The European Commission has set out a plan to move towards a ‘right to repair’ for electronics devices, such as mobile phones, tablets and laptops.
More generally it wants to restrict single-use products, tackle “premature obsolescence” and ban the destruction of unsold durable goods — in order to make sustainable products the norm.
The proposals are part of a circular economy action plan that’s intended to deliver on a Commission pledge to transition the bloc to carbon neutrality by 2050.
By extending the lifespan of products, via measures which target design and production to encourage repair, reuse and recycling, the policy push aims to reduce resource use and shrink the environmental impact of buying and selling stuff.
The Commission also wants to arm EU consumers with reliable information about reparability and durability — to empower them to make greener product choices.
“Today, our economy is still mostly linear, with only 12% of secondary materials and resources being brought back into the economy,” said EVP Frans Timmermans in a statement. “Many products break down too easily, cannot be reused, repaired or recycled, or are made for single use only. There is a huge potential to be exploited both for businesses and consumers. With today’s plan we launch action to transform the way products are made and empower consumers to make sustainable choices for their own benefit and that of the environment.”
The Commission said electronics and ICT will be a priority area for implementing a right to repair, via planned expansion of the Ecodesign Directive — which currently sets energy efficiency standards for devices such as washing machines.

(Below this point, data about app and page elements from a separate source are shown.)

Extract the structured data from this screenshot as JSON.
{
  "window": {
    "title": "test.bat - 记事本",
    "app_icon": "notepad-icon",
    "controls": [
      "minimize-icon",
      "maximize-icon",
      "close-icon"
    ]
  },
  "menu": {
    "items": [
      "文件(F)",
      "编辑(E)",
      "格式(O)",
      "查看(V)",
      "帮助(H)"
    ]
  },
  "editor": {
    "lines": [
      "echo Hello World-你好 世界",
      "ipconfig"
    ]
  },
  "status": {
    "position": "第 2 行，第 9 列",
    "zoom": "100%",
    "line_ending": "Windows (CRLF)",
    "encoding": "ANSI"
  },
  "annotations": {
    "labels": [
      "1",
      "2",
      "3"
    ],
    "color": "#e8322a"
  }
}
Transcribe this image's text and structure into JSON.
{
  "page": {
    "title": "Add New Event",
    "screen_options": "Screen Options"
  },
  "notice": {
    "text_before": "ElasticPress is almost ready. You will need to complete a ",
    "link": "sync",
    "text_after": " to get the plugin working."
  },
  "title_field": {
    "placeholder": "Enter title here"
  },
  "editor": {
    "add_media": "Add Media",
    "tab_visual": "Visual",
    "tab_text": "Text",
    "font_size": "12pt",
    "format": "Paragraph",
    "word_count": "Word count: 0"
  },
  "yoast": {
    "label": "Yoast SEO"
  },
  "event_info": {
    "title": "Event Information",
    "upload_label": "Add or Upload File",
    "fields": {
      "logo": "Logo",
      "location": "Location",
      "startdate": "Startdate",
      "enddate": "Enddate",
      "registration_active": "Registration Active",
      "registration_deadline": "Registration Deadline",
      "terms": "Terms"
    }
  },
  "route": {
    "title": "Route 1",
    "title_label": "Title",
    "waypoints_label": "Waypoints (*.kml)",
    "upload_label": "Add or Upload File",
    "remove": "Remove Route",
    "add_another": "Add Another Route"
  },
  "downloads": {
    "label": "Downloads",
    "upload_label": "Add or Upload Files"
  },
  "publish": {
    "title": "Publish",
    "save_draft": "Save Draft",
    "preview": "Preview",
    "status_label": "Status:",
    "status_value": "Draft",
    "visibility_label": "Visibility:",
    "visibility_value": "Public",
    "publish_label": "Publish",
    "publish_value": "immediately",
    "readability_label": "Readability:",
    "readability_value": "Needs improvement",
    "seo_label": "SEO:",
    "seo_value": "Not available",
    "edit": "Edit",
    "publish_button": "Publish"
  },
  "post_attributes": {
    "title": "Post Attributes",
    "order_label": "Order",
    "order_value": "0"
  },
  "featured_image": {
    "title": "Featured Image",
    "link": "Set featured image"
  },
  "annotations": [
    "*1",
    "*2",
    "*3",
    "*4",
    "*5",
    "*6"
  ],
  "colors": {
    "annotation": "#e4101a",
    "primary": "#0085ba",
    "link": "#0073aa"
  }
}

Its action plan proposes setting up a ‘Circular Electronics Initiative’ to promote longer product lifetimes through reusability and reparability as well as “upgradeability” of components and software to avoid premature obsolescence.
The Commission is also planning new regulatory measures on chargers for mobile phones and similar devices. While an EU-wide take back scheme to return or sell back old mobile phones, tablets and chargers is being considered.
Back in January the EU Parliament voted overwhelmingly for tougher action to reduce e-waste, calling for the Commission to come up with beefed up rules by this summer.
In recent years MEPs have also pushed for the Ecodesign Direction to be expanded to include repairability.
The Commission proposals also include a new regulatory framework for batteries and vehicles — including measures to improve the collection and recycling rates of batteries and ensure the recovery of valuable materials. Plus there’s a proposal to revise the rules on end-of-life vehicles to improve recycling efficiency and waste oil treatment.
It’s also planning measures to set targets to shrink the amount of packaging being produced, with the aim of making all packaging reusable or recyclable in an economically viable way by 2030.
Mandatory requirements on recycled content for plastics used in areas such as packaging, construction materials and vehicles is another proposal.
Other priority areas for promoting circularity and reducing high consumption rates include construction, textiles and food.
The Commission expects the circular economy to have net positive benefits in terms of GDP growth and jobs’ creation across the bloc — suggesting measures to boost sustainability will increase the EU’s GDP by an additional 0.5% by 2030 and create around 700,000 new jobs.
The backing of MEPs in the European Parliament and EU Member States will be necessary if the Commission proposals are to make it into pan-EU law.
Should they do so, Dutch social enterprise Fairphone shows a glimpse of what’s coming down the repairable pipe in future…